WASHINGTON – Sen. Pat Toomey (R., Pa.) waded into the roiling debate over law enforcement Tuesday, defending most officers as honorable and dedicated and worrying that mobs are clamoring to punish police whether or not they are found guilty of wrongdoing.
“My concern specifically is over the growing scapegoating of police officers in America today,” Toomey said in a 15-minute speech on the Senate floor.
He acknowledged that there are “real and horrible” cases of misconduct and that “unlawful” police activity “absolutely cannot be tolerated, not even one little bit.”
WASHINGTON – U.S. Rep. Frank LoBiondo (R., N.J.) could face his toughest challenge yet if national Democrats get their way.
The party’s national Congressional campaign arm is pushing state Sen. Jeff Van Drew (D., Cape May) to finally make his long-rumored run for Congress as they seek to oust LoBiondo, an 11-term incumbent, PolitickerNJ reported Tuesday.
Van Drew has a long history of winning state legislative races in the moderate district and has close ties to the powerful South Jersey political operation led by insurance broker George Norcross, III and Senate President Steve Sweeney (D., Gloucester). Unlike some national party picks, Van Drew would likely receive enthusiastic support from operatives experienced in local politics.

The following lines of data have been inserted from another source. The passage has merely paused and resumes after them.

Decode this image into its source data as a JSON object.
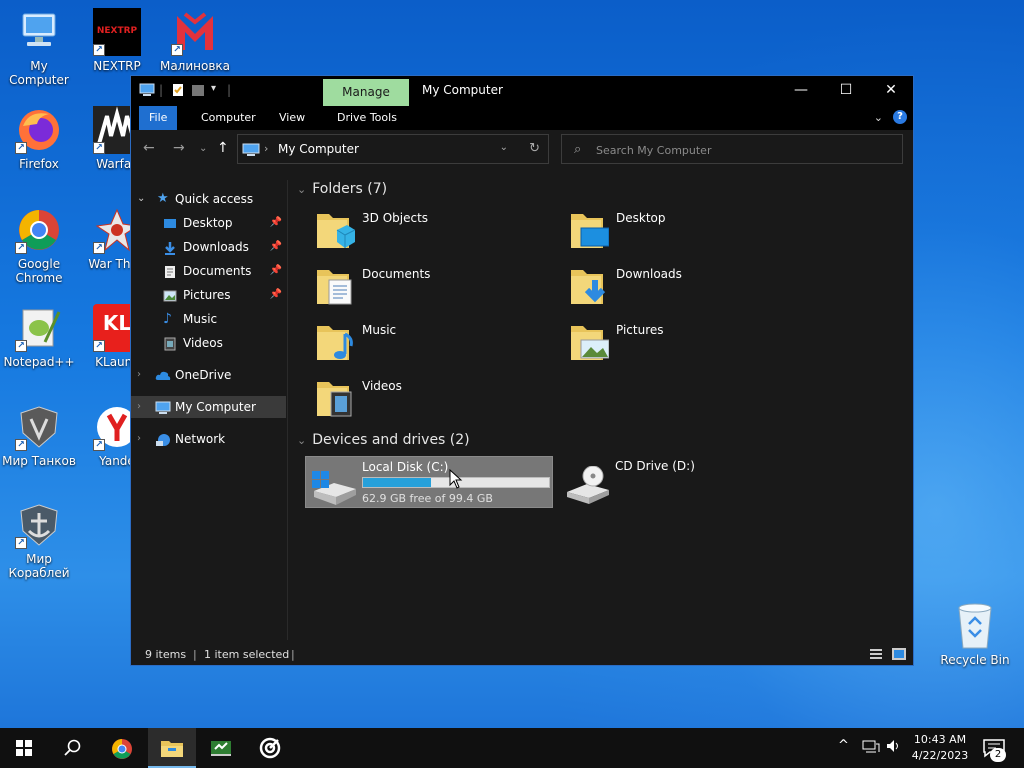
{
  "desktop": {
    "icons": [
      {
        "label": "My Computer"
      },
      {
        "label": "NEXTRP"
      },
      {
        "label": "Малиновка"
      },
      {
        "label": "Firefox"
      },
      {
        "label": "Warfac"
      },
      {
        "label": "Google Chrome"
      },
      {
        "label": "War Thun"
      },
      {
        "label": "Notepad++"
      },
      {
        "label": "KLaunc"
      },
      {
        "label": "Мир Танков"
      },
      {
        "label": "Yande"
      },
      {
        "label": "Мир Кораблей"
      }
    ],
    "nextrp_logo_text": "NEXTRP",
    "klauncher_logo_text": "KL",
    "recycle_bin": {
      "label": "Recycle Bin"
    }
  },
  "window": {
    "title": "My Computer",
    "manage_tab": "Manage",
    "controls": {
      "minimize": "—",
      "maximize": "☐",
      "close": "✕"
    },
    "ribbon_tabs": [
      "File",
      "Computer",
      "View",
      "Drive Tools"
    ],
    "address": {
      "location": "My Computer"
    },
    "search": {
      "placeholder": "Search My Computer"
    },
    "sidebar": {
      "quick_access": "Quick access",
      "items": [
        {
          "label": "Desktop",
          "pinned": true
        },
        {
          "label": "Downloads",
          "pinned": true
        },
        {
          "label": "Documents",
          "pinned": true
        },
        {
          "label": "Pictures",
          "pinned": true
        },
        {
          "label": "Music",
          "pinned": false
        },
        {
          "label": "Videos",
          "pinned": false
        }
      ],
      "onedrive": "OneDrive",
      "my_computer": "My Computer",
      "network": "Network"
    },
    "folders_header": "Folders (7)",
    "folders": [
      "3D Objects",
      "Desktop",
      "Documents",
      "Downloads",
      "Music",
      "Pictures",
      "Videos"
    ],
    "devices_header": "Devices and drives (2)",
    "drives": [
      {
        "name": "Local Disk (C:)",
        "free_text": "62.9 GB free of 99.4 GB",
        "used_fraction": 0.367
      },
      {
        "name": "CD Drive (D:)"
      }
    ],
    "status": {
      "items": "9 items",
      "selected": "1 item selected"
    }
  },
  "taskbar": {
    "clock_time": "10:43 AM",
    "clock_date": "4/22/2023",
    "notification_count": "2"
  },
  "colors": {
    "accent": "#1f6fd0",
    "manage_tab": "#9fdc9f",
    "drive_bar": "#26a0da",
    "window_bg": "#191919"
  }
}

WASHINGTON – A new group backed by President Obama has turned to Mayor Nutter and Sen. Cory Booker (D., N.J.) for support as the president eyes his long-term legacy and focuses on helping young minority men growing up in poor communities.

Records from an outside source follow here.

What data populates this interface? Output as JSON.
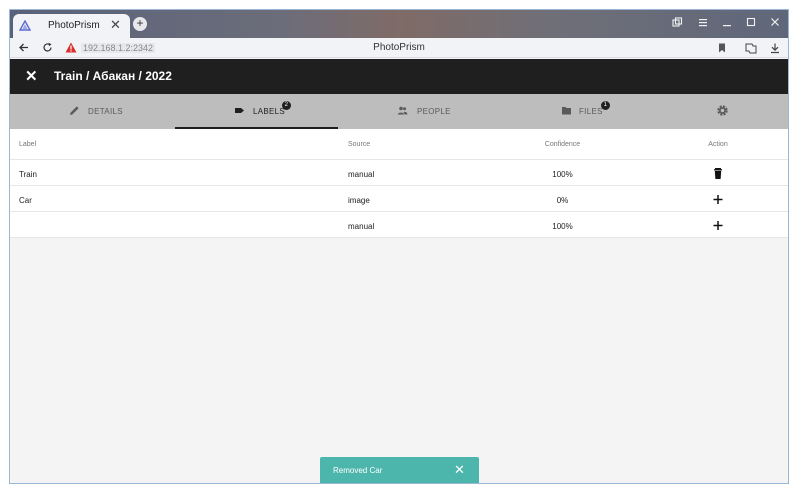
{
  "browser": {
    "tab_title": "PhotoPrism",
    "tab_close": "✕",
    "new_tab": "+",
    "url": "192.168.1.2:2342",
    "page_title": "PhotoPrism"
  },
  "app": {
    "title": "Train / Абакан / 2022",
    "close": "✕"
  },
  "tabs": [
    {
      "label": "DETAILS",
      "icon": "pencil-icon"
    },
    {
      "label": "LABELS",
      "icon": "label-icon",
      "badge": "2"
    },
    {
      "label": "PEOPLE",
      "icon": "people-icon"
    },
    {
      "label": "FILES",
      "icon": "folder-icon",
      "badge": "1"
    },
    {
      "label": "",
      "icon": "gear-icon"
    }
  ],
  "table": {
    "headers": {
      "label": "Label",
      "source": "Source",
      "confidence": "Confidence",
      "action": "Action"
    },
    "rows": [
      {
        "label": "Train",
        "source": "manual",
        "confidence": "100%",
        "action": "delete-icon"
      },
      {
        "label": "Car",
        "source": "image",
        "confidence": "0%",
        "action": "add-icon"
      },
      {
        "label": "",
        "source": "manual",
        "confidence": "100%",
        "action": "add-icon"
      }
    ]
  },
  "snackbar": {
    "message": "Removed Car",
    "close": "✕"
  },
  "colors": {
    "appbar": "#1f1f1f",
    "tabsbar": "#bdbdbd",
    "snackbar": "#4db6ac",
    "background": "#f4f4f4"
  }
}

Booker and Nutter are among a star-studded list of board members or advisors to the My Brother’s Keeper Alliance, which the New York Times described as “the nucleus” of Obama’s plans after he leaves office.

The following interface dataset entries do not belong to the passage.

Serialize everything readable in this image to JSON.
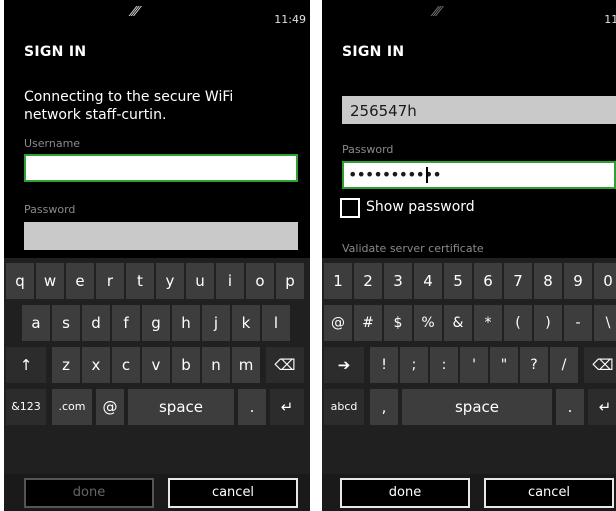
{
  "left": {
    "status": {
      "signal_icon": "wifi-signal-icon",
      "time": "11:49"
    },
    "title": "SIGN IN",
    "message": "Connecting to the secure WiFi network staff-curtin.",
    "username": {
      "label": "Username",
      "value": ""
    },
    "password": {
      "label": "Password",
      "value": ""
    },
    "keyboard": {
      "row1": [
        "q",
        "w",
        "e",
        "r",
        "t",
        "y",
        "u",
        "i",
        "o",
        "p"
      ],
      "row2": [
        "a",
        "s",
        "d",
        "f",
        "g",
        "h",
        "j",
        "k",
        "l"
      ],
      "row3": [
        "↑",
        "z",
        "x",
        "c",
        "v",
        "b",
        "n",
        "m",
        "⌫"
      ],
      "row4": {
        "sym": "&123",
        "dotcom": ".com",
        "at": "@",
        "space": "space",
        "period": ".",
        "enter": "↵"
      }
    },
    "buttons": {
      "done": "done",
      "cancel": "cancel"
    }
  },
  "right": {
    "status": {
      "signal_icon": "wifi-signal-icon",
      "time": "11:49"
    },
    "title": "SIGN IN",
    "username": {
      "value": "256547h"
    },
    "password": {
      "label": "Password",
      "value": "•••••••••••"
    },
    "show_password": {
      "label": "Show password",
      "checked": false
    },
    "validate_label": "Validate server certificate",
    "keyboard": {
      "row1": [
        "1",
        "2",
        "3",
        "4",
        "5",
        "6",
        "7",
        "8",
        "9",
        "0"
      ],
      "row2": [
        "@",
        "#",
        "$",
        "%",
        "&",
        "*",
        "(",
        ")",
        "-",
        "\\"
      ],
      "row3": [
        "➔",
        "!",
        ";",
        ":",
        "'",
        "\"",
        "?",
        "/",
        "⌫"
      ],
      "row4": {
        "abc": "abcd",
        "comma": ",",
        "space": "space",
        "period": ".",
        "enter": "↵"
      }
    },
    "buttons": {
      "done": "done",
      "cancel": "cancel"
    }
  }
}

Among others who will help the group are executives from PepsiCo, News Corporation and Sprint, former Secretary of State Colin Powell, former Attorney General Eric Holder, music star John Legend, ex-athletes such as Shaquille O’Neal, Alonzo Mourning and Jerome Bettis and the mayors of Indianapolis and Sacramento, the Times reported.
McLean, VA – Gov. Christie stuck to a familiar political script Friday morning, hours before the first legal domino was expected to fall in the so-called "Bridgegate" lane closure scandal that has shadowed his presidential ambitions.
Christie, speaking to a business-friendly crowd in Northern Virginia, once again talked up the importance of federal entitlement reform, bashed President Obama’s foreign policy and touched on immigration reform. He even had the audience at the Consumer Electronics Association event laughing at jokes about Social Security, and spoke about how Superstorm Sandy helped make him ready to be president.
But in roughly an hour on stage Christie didn’t say a word about the guilty plea expected Friday by one-time ally David Wildstein for his role in shutting down access lanes to the George Washington Bridge in an apparent act of political retribution. Wildstein’s plea would mark a new phase in the long-running investigation into the 2013 lane closures that have cast a shadow over Christie’s presidential ambitions, sending him tumbling down the pecking order in the Republican’s primary field.
WASHINGTON – Sen. Pat Toomey (R., Pa.) has joined the call for more forceful Congressional oversight over any nuclear deal with Iran, despite members of both parties warning that proposals like his plan with Sen. Ted Cruz (R., Texas) could sink a bipartisan bill and result in no Congressional review at all.
At issue is a bill that would give Congress a say over a potential nuclear deal between the U.S., its international negotiating partners and Iran. That proposal, crafted to win enough bipartisan support to overcome a presidential veto, would let lawmakers reject any final Iran deal – though with a high threshold. The disapproving resolution would likely need 67 Senate votes to stand in the face of a potential veto.
In other words, if just 34 senators approve of an Iran deal, or decline to override a veto from President Obama, a nuclear accord could take effect. The deal could also go forward if Congress simply failed to pass a measure disapproving of the agreement.